If I had to pick a favourite panel from Blizzcon, Blizzard Engineering would be near the top. Hearing how the various programming teams overcome technical challenges to produce games with incredible polish is always interesting, particularly as their passion always comes through in their enthusiasm on-stage.
While there was only the one session this year, the Blizzard Engineering panel at Blizzcon 2018 still had a few interesting tidbits. Compared to last year’s deep tech examination, this year saw more of a focus on engineering culture, quality approach, and delivery methodology. There was a clear demonstration that it’s not just about problem-solving, but collaborating as part of a team that’s becoming increasingly important.
However, if I had to ask for one thing for 2019, it would be to repeat a request for more discussion around architecture. System componentisation came up a few times during the panel, but yet there was never an explanation of why it’s important or what value it provides. Likewise, many of the questions were from hopefuls looking for advice on getting a job at Blizzard, indicating a strong need for a separate careers fair at the event.

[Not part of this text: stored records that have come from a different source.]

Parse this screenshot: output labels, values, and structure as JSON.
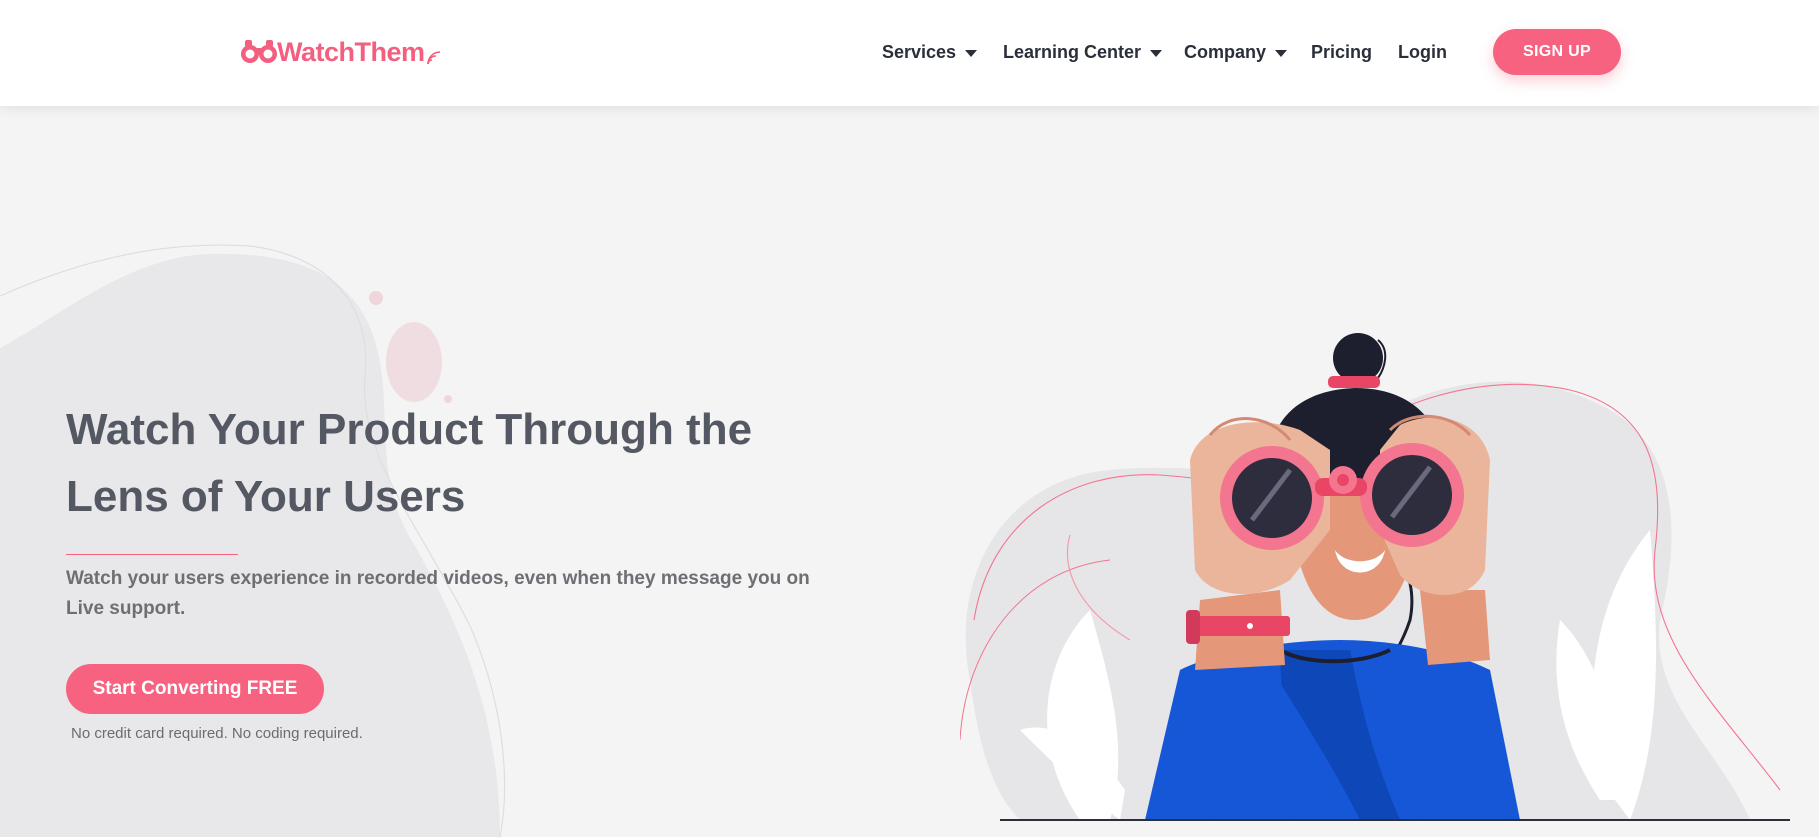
{
  "header": {
    "logo_text": "WatchThem",
    "nav": [
      {
        "label": "Services",
        "has_dropdown": true
      },
      {
        "label": "Learning Center",
        "has_dropdown": true
      },
      {
        "label": "Company",
        "has_dropdown": true
      },
      {
        "label": "Pricing",
        "has_dropdown": false
      },
      {
        "label": "Login",
        "has_dropdown": false
      }
    ],
    "signup_label": "SIGN UP"
  },
  "hero": {
    "title": "Watch Your Product Through the Lens of Your Users",
    "subtitle": "Watch your users experience in recorded videos, even when they message you on Live support.",
    "cta_label": "Start Converting FREE",
    "cta_note": "No credit card required. No coding required."
  },
  "colors": {
    "brand": "#f6627f",
    "nav_text": "#2b2f3a",
    "heading": "#545862",
    "background": "#f4f4f4",
    "shirt": "#1557d6"
  },
  "illustration": {
    "subject": "woman-with-binoculars"
  }
}
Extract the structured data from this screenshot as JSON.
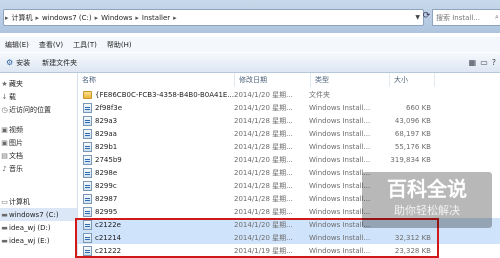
{
  "address": {
    "crumbs": [
      "计算机",
      "windows7 (C:)",
      "Windows",
      "Installer"
    ],
    "search_placeholder": "搜索 Install..."
  },
  "menu": [
    "编辑(E)",
    "查看(V)",
    "工具(T)",
    "帮助(H)"
  ],
  "toolbar": {
    "install_label": "安装",
    "new_folder_label": "新建文件夹"
  },
  "nav": {
    "items": [
      "藏夹",
      "载",
      "近访问的位置",
      "",
      "",
      "视频",
      "图片",
      "文档",
      "音乐",
      "",
      "计算机",
      "windows7 (C:)",
      "idea_wj (D:)",
      "idea_wj (E:)",
      ""
    ],
    "selected_index": 11
  },
  "columns": {
    "name": "名称",
    "date": "修改日期",
    "type": "类型",
    "size": "大小"
  },
  "files": [
    {
      "name": "{FE86CB0C-FCB3-4358-B4B0-B0A41E...",
      "date": "2014/1/20 星期...",
      "type": "文件夹",
      "size": "",
      "kind": "folder"
    },
    {
      "name": "2f98f3e",
      "date": "2014/1/20 星期...",
      "type": "Windows Install...",
      "size": "660 KB",
      "kind": "file"
    },
    {
      "name": "829a3",
      "date": "2014/1/28 星期...",
      "type": "Windows Install...",
      "size": "43,096 KB",
      "kind": "file"
    },
    {
      "name": "829aa",
      "date": "2014/1/28 星期...",
      "type": "Windows Install...",
      "size": "68,197 KB",
      "kind": "file"
    },
    {
      "name": "829b1",
      "date": "2014/1/28 星期...",
      "type": "Windows Install...",
      "size": "55,176 KB",
      "kind": "file"
    },
    {
      "name": "2745b9",
      "date": "2014/1/20 星期...",
      "type": "Windows Install...",
      "size": "319,834 KB",
      "kind": "file"
    },
    {
      "name": "8298e",
      "date": "2014/1/28 星期...",
      "type": "Windows Install...",
      "size": "",
      "kind": "file"
    },
    {
      "name": "8299c",
      "date": "2014/1/28 星期...",
      "type": "Windows Install...",
      "size": "",
      "kind": "file"
    },
    {
      "name": "82987",
      "date": "2014/1/28 星期...",
      "type": "Windows Install...",
      "size": "",
      "kind": "file"
    },
    {
      "name": "82995",
      "date": "2014/1/28 星期...",
      "type": "Windows Install...",
      "size": "",
      "kind": "file"
    },
    {
      "name": "c2122e",
      "date": "2014/1/20 星期...",
      "type": "Windows Install...",
      "size": "",
      "kind": "file"
    },
    {
      "name": "c21214",
      "date": "2014/1/20 星期...",
      "type": "Windows Install...",
      "size": "32,312 KB",
      "kind": "file"
    },
    {
      "name": "c21222",
      "date": "2014/1/19 星期...",
      "type": "Windows Install...",
      "size": "23,328 KB",
      "kind": "file"
    }
  ],
  "selected_rows": [
    10,
    11
  ],
  "watermark": {
    "title": "百科全说",
    "subtitle": "助你轻松解决"
  },
  "colors": {
    "highlight": "#d01a1a",
    "selection": "#cfe3fa"
  }
}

Before I get into a summary of the panel, I’d like to give a little attribution to those on-stage:
- Somer Esat (Panel Chair) – Senior Engineering Manager, Overwatch
- Rachelle Davis – Senior Software Engineer, New project. Previously an original member of the Hearthstone team, and has been with Blizzard for 7.5 years

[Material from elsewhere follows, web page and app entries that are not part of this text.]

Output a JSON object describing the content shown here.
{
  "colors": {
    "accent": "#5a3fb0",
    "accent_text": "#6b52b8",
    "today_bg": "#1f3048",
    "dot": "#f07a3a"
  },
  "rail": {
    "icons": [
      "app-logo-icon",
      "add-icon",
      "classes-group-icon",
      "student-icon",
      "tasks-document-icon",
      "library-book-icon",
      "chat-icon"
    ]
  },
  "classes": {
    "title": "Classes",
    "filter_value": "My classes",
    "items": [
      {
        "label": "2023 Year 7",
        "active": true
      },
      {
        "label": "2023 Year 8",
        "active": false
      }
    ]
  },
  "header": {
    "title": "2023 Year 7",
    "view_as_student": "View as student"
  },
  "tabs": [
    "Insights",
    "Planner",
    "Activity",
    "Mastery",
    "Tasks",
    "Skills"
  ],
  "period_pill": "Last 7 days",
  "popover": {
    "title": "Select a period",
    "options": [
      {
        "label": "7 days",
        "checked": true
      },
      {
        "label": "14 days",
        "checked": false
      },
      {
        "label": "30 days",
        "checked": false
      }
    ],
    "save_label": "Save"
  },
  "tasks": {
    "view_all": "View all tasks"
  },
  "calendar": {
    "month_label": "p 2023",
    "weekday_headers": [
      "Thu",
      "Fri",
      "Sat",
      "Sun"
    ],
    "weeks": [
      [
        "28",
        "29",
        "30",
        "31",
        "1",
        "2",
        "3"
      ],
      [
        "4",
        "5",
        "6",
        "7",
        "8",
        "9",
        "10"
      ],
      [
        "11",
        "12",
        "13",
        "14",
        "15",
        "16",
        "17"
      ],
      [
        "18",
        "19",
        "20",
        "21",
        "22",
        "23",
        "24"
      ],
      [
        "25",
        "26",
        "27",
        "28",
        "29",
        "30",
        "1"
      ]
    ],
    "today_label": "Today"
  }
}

- Bruce Wilkie – Principal Software Engineer, Overwatch. Specialist in game engine and graphics rendering.
- Diane Cochran – Lead Engineer, New project. Previously lead on Blizzard’s approach to Continuous Integration, lead on battle.net desktop app. Worked on authentication, public API, and has been with Blizzard for 8 years.

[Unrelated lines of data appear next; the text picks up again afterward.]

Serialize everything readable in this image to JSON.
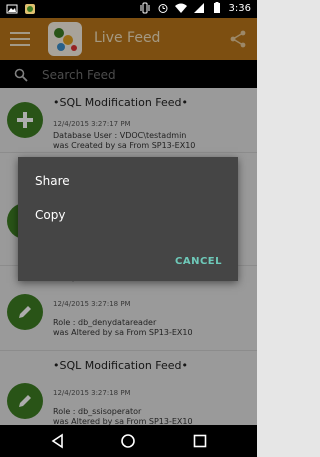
{
  "status_bar": {
    "time": "3:36",
    "left_icons": [
      "image-icon",
      "notification-app-icon"
    ],
    "right_icons": [
      "vibrate-icon",
      "alarm-icon",
      "wifi-icon",
      "signal-icon",
      "battery-icon"
    ]
  },
  "app_bar": {
    "title": "Live Feed",
    "menu_icon": "hamburger-icon",
    "share_icon": "share-icon"
  },
  "search": {
    "placeholder": "Search Feed"
  },
  "feed": {
    "items": [
      {
        "title": "•SQL Modification Feed•",
        "timestamp": "12/4/2015 3:27:17 PM",
        "line1": "Database User : VDOC\\testadmin",
        "line2": "was Created by sa From SP13-EX10",
        "icon": "plus-icon"
      },
      {
        "title": "",
        "timestamp": "",
        "line1": "",
        "line2": "",
        "icon": "pencil-icon"
      },
      {
        "title": "•SQL Modification Feed•",
        "timestamp": "12/4/2015 3:27:18 PM",
        "line1": "Role : db_denydatareader",
        "line2": "was Altered by sa From SP13-EX10",
        "icon": "pencil-icon"
      },
      {
        "title": "•SQL Modification Feed•",
        "timestamp": "12/4/2015 3:27:18 PM",
        "line1": "Role : db_ssisoperator",
        "line2": "was Altered by sa From SP13-EX10",
        "icon": "pencil-icon"
      }
    ]
  },
  "dialog": {
    "options": [
      "Share",
      "Copy"
    ],
    "cancel_label": "CANCEL"
  },
  "colors": {
    "app_bar": "#b8751a",
    "avatar": "#3d7d23",
    "dialog_bg": "#454545",
    "cancel_text": "#6ec9b9"
  }
}
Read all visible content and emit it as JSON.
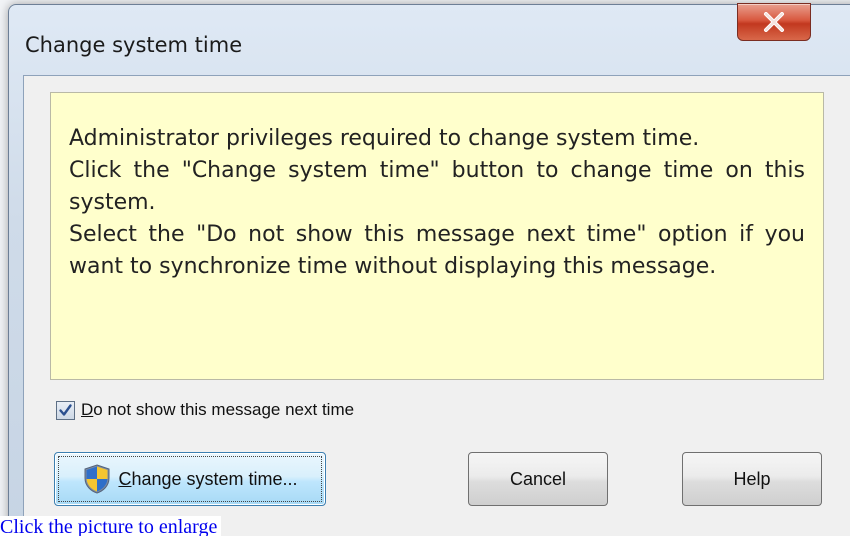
{
  "window": {
    "title": "Change system time"
  },
  "message": {
    "lines": [
      "Administrator privileges required to change system time.",
      "Click the \"Change system time\" button to change time on this system.",
      "Select the \"Do not show this message next time\" option if you want to synchronize time without displaying this message."
    ]
  },
  "checkbox": {
    "label_underlined": "D",
    "label_rest": "o not show this message next time",
    "checked": true
  },
  "buttons": {
    "change_underlined": "C",
    "change_rest": "hange system time...",
    "cancel": "Cancel",
    "help": "Help"
  },
  "link": {
    "text": "Click the picture to enlarge"
  },
  "colors": {
    "message_background": "#ffffcc",
    "close_button": "#d8583f",
    "link": "#0000ee"
  },
  "icons": {
    "close": "close-icon",
    "checkmark": "checkmark-icon",
    "uac_shield": "uac-shield-icon"
  }
}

- Collin Murray – Lead Software Engineer on WoW. Has written code for Diablo, Starcraft, Warcraft III, and every version of WoW. Been with Blizzard for 23 years.
- Sarah Doebler – Technical Lead Battle.net. Started as a GM, has worked on Blizzard.com, the Armoury, and Content platform. Now leads tools team on battle.net, and has been with Blizzard for 14 years.
As part of my New Year’s commitment to MMORPG gaming, I promised to finally give Final Fantasy XIV a proper go. And, over the last few weeks, that’s exactly what I’ve done. I’ve raced around Eorzea on a heroic adventure, uncovered sinister plots, and saved the world countless times. Even as an FFXIV latecomer, I’ve had a blast.
But that’s not everything. I’ve also started working on secondary classes, dug into the crafting system, pledged my allegiance to a Grand Company, and even bought an apartment. There’s a heck of a lot to do in FFXIV, and I’ve been desperately trying to sample as much of it as possible.
However, all this got me thinking: just how many people are in a similar boat? There’s a lack of good-quality and story-driven MMOs right now, and FFXIV promises to fill that niche in a major way. But is A Realm Reborn still worth trying some four years and two expansions later? To answer that question, I’ve put together this FFXIV Latecomer Review based on everything pre-Heavensward. I’ve also included some tips on the best ways to get started, should you be tempted to join in.
Over the last few years, I’ve developed a bit of a January ritual. I look at the games coming out and think about what I want to play, and there’s plenty to look forward to in 2018. But I only have so much time to play games, which means something else has to give.
Sometimes it means that a free-to-play game gets shelved for a while, but it also makes sense to cut back on subscriptions. After all, why spend £10 a month for a game that I don’t even have time to log into? That way I get both more time and more money.
So, without further ado, here’s what’s on the chopping block this year. And although some of the titles may be obvious, the reasons why might surprise you.